2. FREEBORN, born at Salem, Massachusetts Bay Colony, 4 October 1635, died 10 January 1710; married first THOMAS HART, died 1671; four children. There were no children of Freeborn's second marriage to WALTER CLARKE, a Governor of Newport.
3. PROVIDENCE, born at Providence, September 1638, died March 1686; never married.
4. MERCY, born at Providence, 15 July 1640, died circa 1705; married first in 1659 RESOLVED WATERMAN, born July 1638, died August 1670; five children.
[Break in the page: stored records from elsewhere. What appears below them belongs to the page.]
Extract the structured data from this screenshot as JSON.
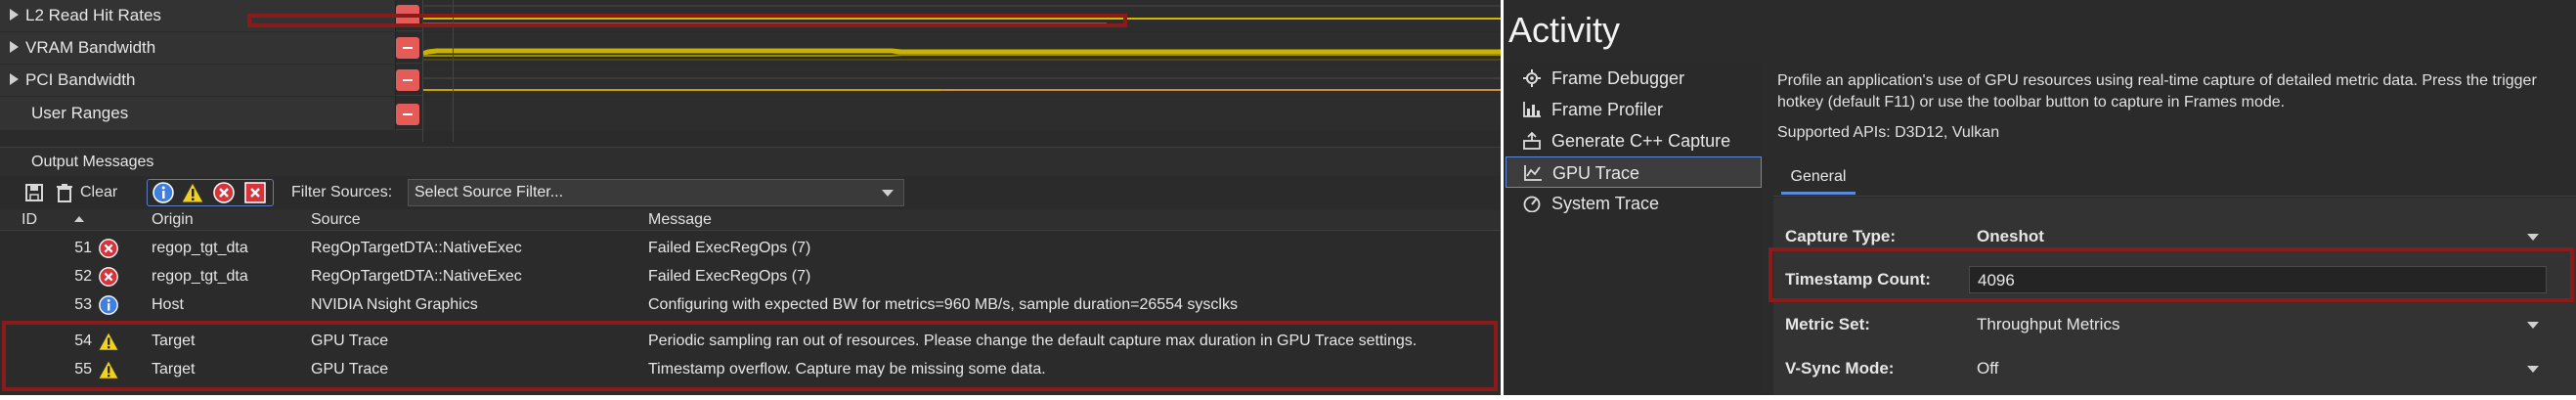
{
  "timeline": {
    "rows": [
      {
        "label": "L2 Read Hit Rates",
        "expandable": true
      },
      {
        "label": "VRAM Bandwidth",
        "expandable": true
      },
      {
        "label": "PCI Bandwidth",
        "expandable": true
      },
      {
        "label": "User Ranges",
        "expandable": false
      }
    ]
  },
  "output": {
    "title": "Output Messages",
    "clear_label": "Clear",
    "filter_sources_label": "Filter Sources:",
    "filter_select_value": "Select Source Filter...",
    "columns": {
      "id": "ID",
      "origin": "Origin",
      "source": "Source",
      "message": "Message"
    },
    "rows": [
      {
        "id": "51",
        "type": "error",
        "origin": "regop_tgt_dta",
        "source": "RegOpTargetDTA::NativeExec",
        "message": "Failed ExecRegOps (7)"
      },
      {
        "id": "52",
        "type": "error",
        "origin": "regop_tgt_dta",
        "source": "RegOpTargetDTA::NativeExec",
        "message": "Failed ExecRegOps (7)"
      },
      {
        "id": "53",
        "type": "info",
        "origin": "Host",
        "source": "NVIDIA Nsight Graphics",
        "message": "Configuring with expected BW for metrics=960 MB/s, sample duration=26554 sysclks"
      },
      {
        "id": "54",
        "type": "warning",
        "origin": "Target",
        "source": "GPU Trace",
        "message": "Periodic sampling ran out of resources. Please change the default capture max duration in GPU Trace settings."
      },
      {
        "id": "55",
        "type": "warning",
        "origin": "Target",
        "source": "GPU Trace",
        "message": "Timestamp overflow. Capture may be missing some data."
      }
    ]
  },
  "activity": {
    "title": "Activity",
    "items": [
      {
        "label": "Frame Debugger",
        "icon": "gear-icon"
      },
      {
        "label": "Frame Profiler",
        "icon": "bar-chart-icon"
      },
      {
        "label": "Generate C++ Capture",
        "icon": "cpp-capture-icon"
      },
      {
        "label": "GPU Trace",
        "icon": "trace-chart-icon",
        "selected": true
      },
      {
        "label": "System Trace",
        "icon": "gauge-icon"
      }
    ],
    "description": "Profile an application's use of GPU resources using real-time capture of detailed metric data. Press the trigger hotkey (default F11) or use the toolbar button to capture in Frames mode.",
    "supported_apis": "Supported APIs: D3D12, Vulkan",
    "tab": "General",
    "settings": [
      {
        "label": "Capture Type:",
        "value": "Oneshot",
        "kind": "dropdown"
      },
      {
        "label": "Timestamp Count:",
        "value": "4096",
        "kind": "input"
      },
      {
        "label": "Metric Set:",
        "value": "Throughput Metrics",
        "kind": "dropdown"
      },
      {
        "label": "V-Sync Mode:",
        "value": "Off",
        "kind": "dropdown"
      }
    ]
  },
  "colors": {
    "highlight": "#8b1a1a",
    "accent": "#5a8ad9",
    "error": "#e45b57",
    "warning": "#f2d21b",
    "info": "#3f7fe0",
    "trace_yellow": "#c8b400"
  }
}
Mercy married second SAMUEL WINSOR, born 1644, died 19 September 1705; three children.
5. DANIEL, born at Providence, February 1641 "counting years to begin about ye 25 of March so yt he was borne above a year & half after Mercy (Carpenter, Roger Williams), died 14 May 1712; married 7 December 1676 REBECCA (RHODES) POWER, died 1727, widow of Nicholas Power; six children.
6. JOSEPH, born at Providence, 12 December 1643, died 17 August 1724; married LYDIA OLNEY, born 1645, died 9 September 1724; six children.
Roger Williams died at Providence between 16 January and 16 April 1683/84, his wife Mary having predeceased him in 1676. His descendants have contributed in many ways, first to the establishment of an independent Colony, later to the establishment of an independent state in a united nation. The United States of America has maintained the reality of separation of church and state which Roger Williams envisioned, and ordained in his settlement at Providence.
Sources: Carpenter, Edmund J., Litt.D., Roger Williams, New York, 1909; Anthony, Bertha W., Roger Williams of Providence, RI, Vol. II, Cranston, RI, 1966; Haley, John Williams, The Old Stone Bank History of Rhode Island, Vol. IV, Providence, 1944; Hall, May Emery, Roger Williams, Boston, 1917.
Master Roger Williams, A Biography (The Macmillan Company, New York, 1957) by Ola Elizabeth Winslow. Purchase this book.
Roger Williams, A Contribution to the American Tradition (The Bobbs-Merrill Company, Inc, Indianapolis and New York, 1953) by Perry Miller. Purchase this book.
The Irrepressible Democrat, Roger Williams (The Ronald Press Company, New York, 1940) by Samuel Brockunier.
Roger Williams, New England Firebrand (The Macmillan Company, New York, 1932) by James Ernst.
The Correspondence of Roger Williams (Brown University Press, Providence, 1988) by Glenn W. LaFantasie. Purchase this book.